However, effective BACS is no replacement for robust, well-designed and controlled end systems. Manufacturers need to develop products with appropriate internal control software/firmware so the BACS can communicate with the vital operational parameters. So, considering a continuous-flow direct water heater, the combustion process may be closely controlled to optimise operation, but unless that information can pass to the management level – for example, through appropriate ‘objects’ or ‘SNVTs’ – opportunities for ‘smart’ operation may be limited.

As technologies – such as autonomous wireless sensing and product control interfaces – evolve, the BACS will have to be flexible and robust to maintain meaningful operation. Realistically, this might enable a water heater in the sports centre of tomorrow to aggregate feedback from internet-sourced weather forecasts, the number of customers on site, and the demand on local gas supplies – setting appropriate flow-water temperatures and combustion parameters to satisfy customers and make responsible use of resources.

Key terms that underpin IP-based control protocols, with simplified explanations

Ethernet. Ethernet is the most widely installed local area network(LAN) technology that provides the physical communication service.It reads and writes ‘frames’ of information through a medium (forexample, twisted-pair cables or optic-fibre). The frame has a limitedsize, and includes the sending and receiving of MAC (ethernetmedium access control) addresses (no two ethernet devices shouldever have the same address). Ethernet supports all popular networkprotocols, and is principally used for IP.

Protocol. A special set of rules to allow communications betweendevices. These may be hardware rules (for example, the type of cable)or software rules (for example, the type of packet). Computers rely onprotocols as humans do on language.

IP (internet protocol). This allows data sent from one computerto reach another across a network. Each device has at least one IPaddress that uniquely identifies it. IP ‘packets’ contain small amountsof information, and many packets are needed to send a completemessage.
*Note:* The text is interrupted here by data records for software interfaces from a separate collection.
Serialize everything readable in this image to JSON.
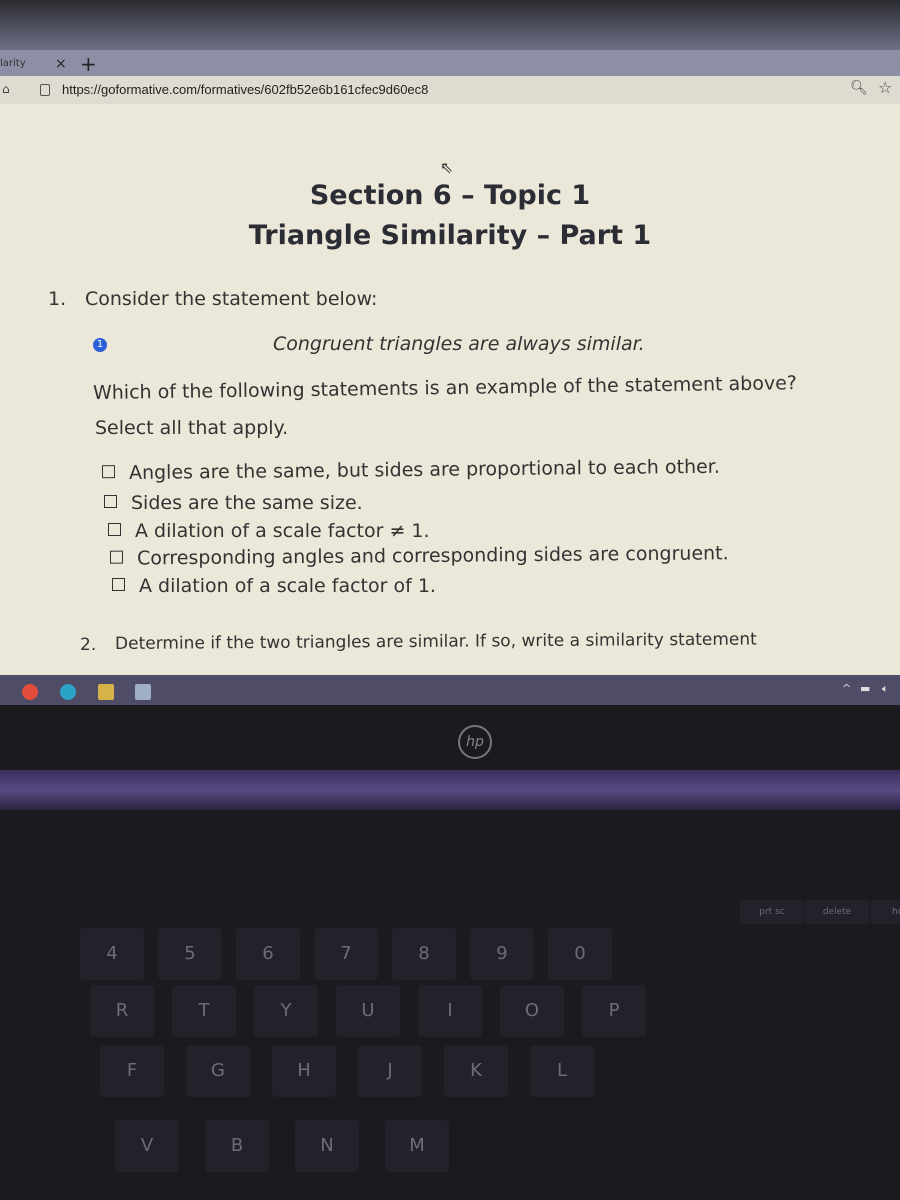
{
  "browser": {
    "tab_label": "larity",
    "close_symbol": "×",
    "new_tab_symbol": "+",
    "url": "https://goformative.com/formatives/602fb52e6b161cfec9d60ec8"
  },
  "document": {
    "title_line1": "Section 6 – Topic 1",
    "title_line2": "Triangle Similarity – Part 1",
    "q1_number": "1.",
    "q1_text": "Consider the statement below:",
    "q1_badge": "1",
    "q1_statement": "Congruent triangles are always similar.",
    "q1_prompt": "Which of the following statements is an example of the statement above?",
    "q1_instruction": "Select all that apply.",
    "options": [
      {
        "label": "Angles are the same, but sides are proportional to each other.",
        "checked": false
      },
      {
        "label": "Sides are the same size.",
        "checked": false
      },
      {
        "label": "A dilation of a scale factor ≠ 1.",
        "checked": false
      },
      {
        "label": "Corresponding angles and corresponding sides are congruent.",
        "checked": false
      },
      {
        "label": "A dilation of a scale factor of 1.",
        "checked": false
      }
    ],
    "q2_number": "2.",
    "q2_text": "Determine if the two triangles are similar. If so, write a similarity statement"
  },
  "taskbar": {
    "tray_up": "^"
  },
  "laptop": {
    "brand": "hp",
    "fkeys": [
      "prt sc",
      "delete",
      "hom"
    ],
    "number_row": [
      "4",
      "5",
      "6",
      "7",
      "8",
      "9",
      "0"
    ],
    "letter_row1": [
      "R",
      "T",
      "Y",
      "U",
      "I",
      "O",
      "P"
    ],
    "letter_row2": [
      "F",
      "G",
      "H",
      "J",
      "K",
      "L"
    ],
    "letter_row3": [
      "V",
      "B",
      "N",
      "M"
    ]
  },
  "colors": {
    "accent": "#2d5fd8",
    "taskbar": "#4e4c66",
    "page": "#ebe8d9"
  }
}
For equipment to communicate on the internet, a second‘transport layer’ protocol must also be used, such as TCP or UDP.

Packets (or ‘datagrams’). IP data is sent in little chunks of datacalled packets. (Packets are carried in frames.) Each of these packetscontains both the sender’s and the receiver’s address, plus otherinformation. Any packet is sent first to a ‘gateway’ computer – or‘router’ – that can relay the packet to its correct destination. If it isoutside the local network (on an intranet or the internet), it forwardsthe packet to an adjacent gateway that, in turn, reads the destinationaddress and so forth, until one gateway recognises the packet asbelonging to a device within its immediate neighbourhood or domain.Successive packets may take different routes, with different traveltimes, and some may not make it to the destination at all.

TCP (transmission control protocol) is a protocol used with IP to senddata in packets between devices. By first setting up a connectionbetween the sender and receiver, it provides end-to-end reliability,sequencing (of packets arriving in a random order) and flow control.Whereas IP takes care of handling the actual delivery of the data, TCPtakes care of keeping track of the individual packets of a message.

UDP (user datagram protocol) works with IP without first settingup a sender-to-receiver connection, and passes ‘datagrams’ –self-contained, independent entities of data, each with sufficientinformation to be routed from the source – to the destination. It readilyperforms the use of ‘one to many’ messages (unlike TCP). It is used byapplications that require speed, and do not require the level of serviceof TCP (the applications do the control/checking themselves). It isparticularly useful where short – and possibly independent – messagesare being conveyed.

© Tim Dwyer, 2014.

Further reading

CIBSE Guide H Chapter 4 , 2009.

BRE IP 1/07 Internet Protocol: an introductory guide is a good introduction to IP and associated terminology.

There is an interesting overview of practical experiences of protocols at

A more formal comparison is at


  1. Ehrlich, P. and Pittel, O., Specifying interoperability, ASHRAE Journal 41(4):25-29, 1999.